Barrett acknowledges that some may wonder why research on paper longevity is worth doing today, when art or text on paper can be scanned at high resolution and viewed later on a computer. He notes that close analysis of the papers themselves can often shed new light on a particular historical episode or figure. For example, when letters from a particular writer are found on especially poor quality paper given the writer’s time and place, it may indicate something significant about the writer’s financial situation. When a book was printed on very high quality paper for its period and location, it may suggest something new about the publisher’s intended audience and marketing strategy.

“Both instances provide evidence wholly lacking in digital scans of the same pieces of paper,” Barrett says. “Paper does more than support words or images. It can bring alive its own moment in history or show us how to make longer lasting paper in the future.”

Even in a digital age, some materials will still be created and preserved on paper. For instance, Barrett and his UI papermaking team worked with National Archives staff in 2000 to produce special handmade paper that now sits beneath the Charters of Freedom at the Archives Rotunda in Washington D.C.

“The information lying dormant in paper in important books and works of art needs to be preserved for researchers in future generations to uncover and utilize,” Barrett says. “Just as important, paper originals — that can be read without hardware and software — will continue to be essential backups to digital scans long, long into the future.”

Barrett’s group included Mark Ormsby, physicist at the National Archives and Records Administration Research and Testing division; Joseph Lang, UI professor of statistics and actuarial science; Robert Shannon at Bruker Elemental; Irene Brückle, professor at the State Academy of Art and Design in Stuttgart, Germany; Michael Schilling and Joy Mazurek from the Getty Conservation Institute; Jennifer Wade at the National Science Foundation; and Jessica White, a UI graduate student who is now proprietor of the Heroes & Criminals Press.

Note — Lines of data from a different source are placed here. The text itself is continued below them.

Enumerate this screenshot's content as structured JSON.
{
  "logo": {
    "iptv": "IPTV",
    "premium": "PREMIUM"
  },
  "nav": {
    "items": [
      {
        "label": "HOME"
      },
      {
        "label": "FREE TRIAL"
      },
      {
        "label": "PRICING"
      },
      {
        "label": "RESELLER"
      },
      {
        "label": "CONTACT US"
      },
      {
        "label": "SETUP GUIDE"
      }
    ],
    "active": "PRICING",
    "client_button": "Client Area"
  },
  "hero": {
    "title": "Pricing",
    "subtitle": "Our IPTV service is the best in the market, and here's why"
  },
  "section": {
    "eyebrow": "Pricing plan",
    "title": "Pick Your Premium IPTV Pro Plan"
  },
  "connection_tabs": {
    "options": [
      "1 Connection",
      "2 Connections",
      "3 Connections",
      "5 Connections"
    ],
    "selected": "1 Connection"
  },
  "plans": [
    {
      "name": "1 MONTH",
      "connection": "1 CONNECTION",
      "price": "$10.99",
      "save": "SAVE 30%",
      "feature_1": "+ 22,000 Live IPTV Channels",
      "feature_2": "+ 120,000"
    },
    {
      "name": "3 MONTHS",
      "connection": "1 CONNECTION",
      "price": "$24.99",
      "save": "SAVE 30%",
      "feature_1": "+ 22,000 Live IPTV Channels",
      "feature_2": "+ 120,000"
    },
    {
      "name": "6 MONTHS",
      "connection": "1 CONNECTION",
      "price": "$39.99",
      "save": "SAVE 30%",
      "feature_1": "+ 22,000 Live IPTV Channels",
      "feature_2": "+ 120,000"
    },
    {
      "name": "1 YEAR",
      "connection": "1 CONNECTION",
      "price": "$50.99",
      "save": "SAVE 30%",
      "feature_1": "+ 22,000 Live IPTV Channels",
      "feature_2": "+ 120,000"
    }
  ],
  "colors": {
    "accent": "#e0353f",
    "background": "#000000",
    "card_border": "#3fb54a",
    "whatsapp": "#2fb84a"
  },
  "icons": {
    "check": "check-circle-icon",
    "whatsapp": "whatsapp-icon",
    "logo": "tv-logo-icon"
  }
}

The Institute for Museum and Library Services, the University of Iowa, and the Kress Foundation provided funding for the research. The UI Libraries is hosting the newly launched website http://paper.lib.uiowa.edu/ which details all the project goals, procedures and results. The UI Center for the Book is a part of the Graduate College.